*What you will do*: Return all of the data exactly as given.

*Supplied data*:
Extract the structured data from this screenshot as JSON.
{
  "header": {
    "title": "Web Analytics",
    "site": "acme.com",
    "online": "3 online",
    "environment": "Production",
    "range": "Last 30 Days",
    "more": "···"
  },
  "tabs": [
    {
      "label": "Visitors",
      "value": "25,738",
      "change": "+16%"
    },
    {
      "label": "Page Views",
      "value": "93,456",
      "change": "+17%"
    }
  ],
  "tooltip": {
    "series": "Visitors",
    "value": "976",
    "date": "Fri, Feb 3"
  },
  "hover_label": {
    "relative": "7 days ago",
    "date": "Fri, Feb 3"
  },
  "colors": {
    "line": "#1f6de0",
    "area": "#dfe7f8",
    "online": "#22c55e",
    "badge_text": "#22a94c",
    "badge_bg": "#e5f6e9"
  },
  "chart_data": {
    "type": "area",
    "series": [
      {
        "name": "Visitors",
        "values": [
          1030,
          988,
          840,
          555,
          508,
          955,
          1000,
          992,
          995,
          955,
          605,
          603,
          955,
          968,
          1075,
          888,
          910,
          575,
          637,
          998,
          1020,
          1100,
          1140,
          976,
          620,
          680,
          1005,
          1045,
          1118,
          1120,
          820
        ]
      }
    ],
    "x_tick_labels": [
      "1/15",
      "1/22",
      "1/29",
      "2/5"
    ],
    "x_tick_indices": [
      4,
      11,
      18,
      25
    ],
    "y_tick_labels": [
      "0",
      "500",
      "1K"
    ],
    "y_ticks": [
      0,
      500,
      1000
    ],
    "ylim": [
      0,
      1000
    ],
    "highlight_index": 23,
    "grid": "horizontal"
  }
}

*Written solution*:
Extract the structured data from this screenshot as JSON.
{
  "header": {
    "title": "Web Analytics",
    "site": "acme.com",
    "online": "3 online",
    "environment": "Production",
    "range": "Last 30 Days",
    "more": "···"
  },
  "tabs": [
    {
      "label": "Visitors",
      "value": "25,738",
      "change": "+16%"
    },
    {
      "label": "Page Views",
      "value": "93,456",
      "change": "+17%"
    }
  ],
  "tooltip": {
    "series": "Visitors",
    "value": "976",
    "date": "Fri, Feb 3"
  },
  "hover_label": {
    "relative": "7 days ago",
    "date": "Fri, Feb 3"
  },
  "colors": {
    "line": "#1f6de0",
    "area": "#dfe7f8",
    "online": "#22c55e",
    "badge_text": "#22a94c",
    "badge_bg": "#e5f6e9"
  },
  "chart_data": {
    "type": "area",
    "series": [
      {
        "name": "Visitors",
        "values": [
          1030,
          988,
          840,
          555,
          508,
          955,
          1000,
          992,
          995,
          955,
          605,
          603,
          955,
          968,
          1075,
          888,
          910,
          575,
          637,
          998,
          1020,
          1100,
          1140,
          976,
          620,
          680,
          1005,
          1045,
          1118,
          1120,
          820
        ]
      }
    ],
    "x_tick_labels": [
      "1/15",
      "1/22",
      "1/29",
      "2/5"
    ],
    "x_tick_indices": [
      4,
      11,
      18,
      25
    ],
    "y_tick_labels": [
      "0",
      "500",
      "1K"
    ],
    "y_ticks": [
      0,
      500,
      1000
    ],
    "ylim": [
      0,
      1000
    ],
    "highlight_index": 23,
    "grid": "horizontal"
  }
}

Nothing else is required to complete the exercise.